Best (So Far) finds the finest first-round covers of the latest pop hits.
With its infectious whistling hook and taut digital disco groove, Maroon 5 and Christina Aguilera’s “Moves Like Jagger” is endearing a whole new generation of music listeners to the frontman of The Rolling Stones in a way Ruby Tuesday never could have expected. To those hip to the ways of classic rock, Jagger stands for a cragginess, for experience, for a libido-driven dude who’s seen a whole lot of life. But in this funky tag-team single, he’s all slickness and sultry dance beats — the key to Adam Levine’s soaring vocal seduction of a swiftly yielding Xtina, and the fuel for a very different demographic of backseat makeouts.
There’s been no shortage of covers of Lady Gaga’s “Born This Way” – the song has been so inundated with covers that we were able to assemble a Five Best Covers (So Far) post for it within a week and a half of its release, and there was a hefty pool to choose from even then.

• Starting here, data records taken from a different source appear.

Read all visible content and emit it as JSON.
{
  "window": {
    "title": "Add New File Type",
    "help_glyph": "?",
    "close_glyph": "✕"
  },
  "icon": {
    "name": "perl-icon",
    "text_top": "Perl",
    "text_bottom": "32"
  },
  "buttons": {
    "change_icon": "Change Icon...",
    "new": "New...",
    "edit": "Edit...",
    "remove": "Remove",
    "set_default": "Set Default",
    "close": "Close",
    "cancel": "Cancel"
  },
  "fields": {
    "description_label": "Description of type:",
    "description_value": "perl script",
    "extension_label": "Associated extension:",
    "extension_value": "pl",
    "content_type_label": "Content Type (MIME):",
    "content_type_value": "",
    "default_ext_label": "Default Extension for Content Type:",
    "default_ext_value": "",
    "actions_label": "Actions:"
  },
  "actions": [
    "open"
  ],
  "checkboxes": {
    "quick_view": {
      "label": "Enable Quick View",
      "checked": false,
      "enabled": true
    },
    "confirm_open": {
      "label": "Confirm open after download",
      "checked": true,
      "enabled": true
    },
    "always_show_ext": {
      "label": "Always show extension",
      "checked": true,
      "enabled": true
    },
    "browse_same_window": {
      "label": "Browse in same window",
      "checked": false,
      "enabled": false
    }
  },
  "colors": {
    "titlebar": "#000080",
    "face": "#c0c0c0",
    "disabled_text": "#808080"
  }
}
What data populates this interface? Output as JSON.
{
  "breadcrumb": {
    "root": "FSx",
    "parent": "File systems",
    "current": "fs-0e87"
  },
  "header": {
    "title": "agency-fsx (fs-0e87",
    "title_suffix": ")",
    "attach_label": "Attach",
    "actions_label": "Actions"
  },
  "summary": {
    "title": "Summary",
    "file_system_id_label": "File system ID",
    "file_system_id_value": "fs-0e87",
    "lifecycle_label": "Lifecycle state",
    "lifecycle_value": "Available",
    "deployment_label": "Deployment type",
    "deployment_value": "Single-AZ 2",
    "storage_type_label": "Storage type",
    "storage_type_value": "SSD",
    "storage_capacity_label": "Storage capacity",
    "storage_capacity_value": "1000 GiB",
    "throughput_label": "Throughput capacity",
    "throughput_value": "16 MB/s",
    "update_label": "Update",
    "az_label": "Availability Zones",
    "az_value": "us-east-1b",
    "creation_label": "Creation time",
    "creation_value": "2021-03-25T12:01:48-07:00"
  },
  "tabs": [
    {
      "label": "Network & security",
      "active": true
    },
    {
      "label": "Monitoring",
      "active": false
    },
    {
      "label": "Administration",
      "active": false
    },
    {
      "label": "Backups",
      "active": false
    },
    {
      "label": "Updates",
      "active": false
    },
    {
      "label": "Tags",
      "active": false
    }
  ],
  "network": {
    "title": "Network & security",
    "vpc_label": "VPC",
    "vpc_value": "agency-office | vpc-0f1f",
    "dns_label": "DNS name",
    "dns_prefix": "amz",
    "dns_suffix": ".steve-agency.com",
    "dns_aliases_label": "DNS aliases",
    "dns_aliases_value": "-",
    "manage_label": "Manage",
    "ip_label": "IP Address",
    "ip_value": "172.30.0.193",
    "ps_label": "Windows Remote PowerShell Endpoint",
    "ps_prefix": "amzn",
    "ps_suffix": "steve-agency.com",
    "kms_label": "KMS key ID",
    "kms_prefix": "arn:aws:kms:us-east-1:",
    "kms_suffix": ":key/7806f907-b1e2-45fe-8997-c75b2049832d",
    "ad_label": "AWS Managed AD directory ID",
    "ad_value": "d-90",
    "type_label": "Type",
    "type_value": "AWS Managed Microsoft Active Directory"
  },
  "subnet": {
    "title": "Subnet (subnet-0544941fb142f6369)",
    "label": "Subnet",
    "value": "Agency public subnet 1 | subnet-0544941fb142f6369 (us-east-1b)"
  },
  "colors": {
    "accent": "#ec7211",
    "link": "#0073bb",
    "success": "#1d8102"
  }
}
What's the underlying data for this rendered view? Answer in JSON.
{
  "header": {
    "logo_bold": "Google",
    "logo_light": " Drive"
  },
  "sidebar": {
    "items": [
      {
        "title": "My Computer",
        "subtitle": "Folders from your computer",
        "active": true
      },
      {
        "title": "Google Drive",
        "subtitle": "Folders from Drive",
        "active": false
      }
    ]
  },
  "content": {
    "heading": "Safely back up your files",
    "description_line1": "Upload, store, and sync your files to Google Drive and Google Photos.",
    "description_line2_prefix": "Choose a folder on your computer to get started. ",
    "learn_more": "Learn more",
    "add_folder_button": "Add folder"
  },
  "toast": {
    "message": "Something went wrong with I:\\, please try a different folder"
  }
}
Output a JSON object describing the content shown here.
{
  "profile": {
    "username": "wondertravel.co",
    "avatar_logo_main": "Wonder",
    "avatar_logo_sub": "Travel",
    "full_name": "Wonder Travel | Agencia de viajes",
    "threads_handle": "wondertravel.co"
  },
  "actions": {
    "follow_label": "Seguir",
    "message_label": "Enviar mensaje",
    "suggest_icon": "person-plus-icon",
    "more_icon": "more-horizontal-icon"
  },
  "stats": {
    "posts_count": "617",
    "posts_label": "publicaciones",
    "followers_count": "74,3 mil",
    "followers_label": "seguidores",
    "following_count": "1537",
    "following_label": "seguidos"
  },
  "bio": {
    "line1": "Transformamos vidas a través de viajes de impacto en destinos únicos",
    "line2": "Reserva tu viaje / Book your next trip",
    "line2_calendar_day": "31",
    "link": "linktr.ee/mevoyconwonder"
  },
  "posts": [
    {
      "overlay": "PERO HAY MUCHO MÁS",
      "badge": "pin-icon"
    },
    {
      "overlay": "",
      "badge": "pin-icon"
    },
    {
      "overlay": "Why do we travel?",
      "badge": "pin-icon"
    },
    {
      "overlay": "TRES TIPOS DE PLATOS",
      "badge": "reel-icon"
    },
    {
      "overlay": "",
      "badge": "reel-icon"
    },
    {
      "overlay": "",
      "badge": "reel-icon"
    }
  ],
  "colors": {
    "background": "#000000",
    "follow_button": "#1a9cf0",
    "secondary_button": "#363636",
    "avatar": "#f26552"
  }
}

Of all of them, it seems only Katy Perry had the gall to change the lyrics; it’s possible that she just didn’t quite know the lyrics, but she was met with controversy for it either way. In the song’s most recent high-profile cover, country-pop group Little Big Town has changed the lyrics a bit as well for the latest installment in their “Scattered, Smothered, and Covered” video series. The change is a minor one – rather than talking about the mother helping the singer with hair and makeup, the mother is simply doing her own hair and makeup. While the change may be seen as something of an affront to the song’s status as a gay anthem, it’s no more drastic a change than the gender switch so commonly found in covers. It’s certainly less offensive than Perry’s alteration of “I was born this way” to “you were born this way,” after all. Little Big Town keeps the first person perspective on that chorus and ultimately doesn’t change the song’s meaning.